*** Opening DATA FOR ANALYSIS ***

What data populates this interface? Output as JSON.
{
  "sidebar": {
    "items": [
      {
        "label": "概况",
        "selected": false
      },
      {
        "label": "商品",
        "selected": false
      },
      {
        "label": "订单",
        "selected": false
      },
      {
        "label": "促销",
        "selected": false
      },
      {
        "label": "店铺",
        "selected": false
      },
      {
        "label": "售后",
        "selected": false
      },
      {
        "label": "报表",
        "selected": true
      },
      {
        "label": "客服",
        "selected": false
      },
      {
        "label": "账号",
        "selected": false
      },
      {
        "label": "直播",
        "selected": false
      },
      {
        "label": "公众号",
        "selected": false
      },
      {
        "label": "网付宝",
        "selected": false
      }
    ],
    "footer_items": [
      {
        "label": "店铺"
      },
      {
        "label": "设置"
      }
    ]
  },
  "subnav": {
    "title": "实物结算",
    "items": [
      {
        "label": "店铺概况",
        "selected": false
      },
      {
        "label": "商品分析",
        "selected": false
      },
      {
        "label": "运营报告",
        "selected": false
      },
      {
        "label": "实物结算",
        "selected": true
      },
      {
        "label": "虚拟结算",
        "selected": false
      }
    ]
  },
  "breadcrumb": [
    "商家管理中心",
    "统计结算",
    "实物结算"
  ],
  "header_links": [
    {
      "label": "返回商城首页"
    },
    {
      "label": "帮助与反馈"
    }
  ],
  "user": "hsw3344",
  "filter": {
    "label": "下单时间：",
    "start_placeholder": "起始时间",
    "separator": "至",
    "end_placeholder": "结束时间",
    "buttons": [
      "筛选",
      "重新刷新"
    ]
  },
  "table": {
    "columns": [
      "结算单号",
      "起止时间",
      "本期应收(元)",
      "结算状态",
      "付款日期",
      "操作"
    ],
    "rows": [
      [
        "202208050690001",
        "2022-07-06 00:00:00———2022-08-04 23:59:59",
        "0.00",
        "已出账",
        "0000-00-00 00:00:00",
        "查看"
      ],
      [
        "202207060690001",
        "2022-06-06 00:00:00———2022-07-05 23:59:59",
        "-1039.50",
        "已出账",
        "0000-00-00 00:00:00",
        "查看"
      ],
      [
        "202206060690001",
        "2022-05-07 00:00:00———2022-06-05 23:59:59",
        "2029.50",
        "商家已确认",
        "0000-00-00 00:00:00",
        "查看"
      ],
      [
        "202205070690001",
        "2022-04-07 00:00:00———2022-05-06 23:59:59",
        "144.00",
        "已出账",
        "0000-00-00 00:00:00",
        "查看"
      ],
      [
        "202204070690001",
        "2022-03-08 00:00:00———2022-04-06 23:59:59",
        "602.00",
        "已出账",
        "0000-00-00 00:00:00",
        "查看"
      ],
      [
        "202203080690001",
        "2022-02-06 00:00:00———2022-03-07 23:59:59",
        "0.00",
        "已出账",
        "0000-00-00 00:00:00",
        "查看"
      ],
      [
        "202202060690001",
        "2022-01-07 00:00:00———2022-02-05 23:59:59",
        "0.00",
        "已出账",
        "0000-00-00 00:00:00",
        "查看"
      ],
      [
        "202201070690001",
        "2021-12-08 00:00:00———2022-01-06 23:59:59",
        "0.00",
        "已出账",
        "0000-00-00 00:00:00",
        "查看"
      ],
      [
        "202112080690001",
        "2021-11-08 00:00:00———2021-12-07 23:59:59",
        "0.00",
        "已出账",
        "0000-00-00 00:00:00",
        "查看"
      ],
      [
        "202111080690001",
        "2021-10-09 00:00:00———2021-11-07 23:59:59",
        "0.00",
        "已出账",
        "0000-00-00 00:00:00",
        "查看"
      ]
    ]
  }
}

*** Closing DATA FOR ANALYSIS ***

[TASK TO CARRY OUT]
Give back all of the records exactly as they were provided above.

[RESULT]
What data populates this interface? Output as JSON.
{
  "sidebar": {
    "items": [
      {
        "label": "概况",
        "selected": false
      },
      {
        "label": "商品",
        "selected": false
      },
      {
        "label": "订单",
        "selected": false
      },
      {
        "label": "促销",
        "selected": false
      },
      {
        "label": "店铺",
        "selected": false
      },
      {
        "label": "售后",
        "selected": false
      },
      {
        "label": "报表",
        "selected": true
      },
      {
        "label": "客服",
        "selected": false
      },
      {
        "label": "账号",
        "selected": false
      },
      {
        "label": "直播",
        "selected": false
      },
      {
        "label": "公众号",
        "selected": false
      },
      {
        "label": "网付宝",
        "selected": false
      }
    ],
    "footer_items": [
      {
        "label": "店铺"
      },
      {
        "label": "设置"
      }
    ]
  },
  "subnav": {
    "title": "实物结算",
    "items": [
      {
        "label": "店铺概况",
        "selected": false
      },
      {
        "label": "商品分析",
        "selected": false
      },
      {
        "label": "运营报告",
        "selected": false
      },
      {
        "label": "实物结算",
        "selected": true
      },
      {
        "label": "虚拟结算",
        "selected": false
      }
    ]
  },
  "breadcrumb": [
    "商家管理中心",
    "统计结算",
    "实物结算"
  ],
  "header_links": [
    {
      "label": "返回商城首页"
    },
    {
      "label": "帮助与反馈"
    }
  ],
  "user": "hsw3344",
  "filter": {
    "label": "下单时间：",
    "start_placeholder": "起始时间",
    "separator": "至",
    "end_placeholder": "结束时间",
    "buttons": [
      "筛选",
      "重新刷新"
    ]
  },
  "table": {
    "columns": [
      "结算单号",
      "起止时间",
      "本期应收(元)",
      "结算状态",
      "付款日期",
      "操作"
    ],
    "rows": [
      [
        "202208050690001",
        "2022-07-06 00:00:00———2022-08-04 23:59:59",
        "0.00",
        "已出账",
        "0000-00-00 00:00:00",
        "查看"
      ],
      [
        "202207060690001",
        "2022-06-06 00:00:00———2022-07-05 23:59:59",
        "-1039.50",
        "已出账",
        "0000-00-00 00:00:00",
        "查看"
      ],
      [
        "202206060690001",
        "2022-05-07 00:00:00———2022-06-05 23:59:59",
        "2029.50",
        "商家已确认",
        "0000-00-00 00:00:00",
        "查看"
      ],
      [
        "202205070690001",
        "2022-04-07 00:00:00———2022-05-06 23:59:59",
        "144.00",
        "已出账",
        "0000-00-00 00:00:00",
        "查看"
      ],
      [
        "202204070690001",
        "2022-03-08 00:00:00———2022-04-06 23:59:59",
        "602.00",
        "已出账",
        "0000-00-00 00:00:00",
        "查看"
      ],
      [
        "202203080690001",
        "2022-02-06 00:00:00———2022-03-07 23:59:59",
        "0.00",
        "已出账",
        "0000-00-00 00:00:00",
        "查看"
      ],
      [
        "202202060690001",
        "2022-01-07 00:00:00———2022-02-05 23:59:59",
        "0.00",
        "已出账",
        "0000-00-00 00:00:00",
        "查看"
      ],
      [
        "202201070690001",
        "2021-12-08 00:00:00———2022-01-06 23:59:59",
        "0.00",
        "已出账",
        "0000-00-00 00:00:00",
        "查看"
      ],
      [
        "202112080690001",
        "2021-11-08 00:00:00———2021-12-07 23:59:59",
        "0.00",
        "已出账",
        "0000-00-00 00:00:00",
        "查看"
      ],
      [
        "202111080690001",
        "2021-10-09 00:00:00———2021-11-07 23:59:59",
        "0.00",
        "已出账",
        "0000-00-00 00:00:00",
        "查看"
      ]
    ]
  }
}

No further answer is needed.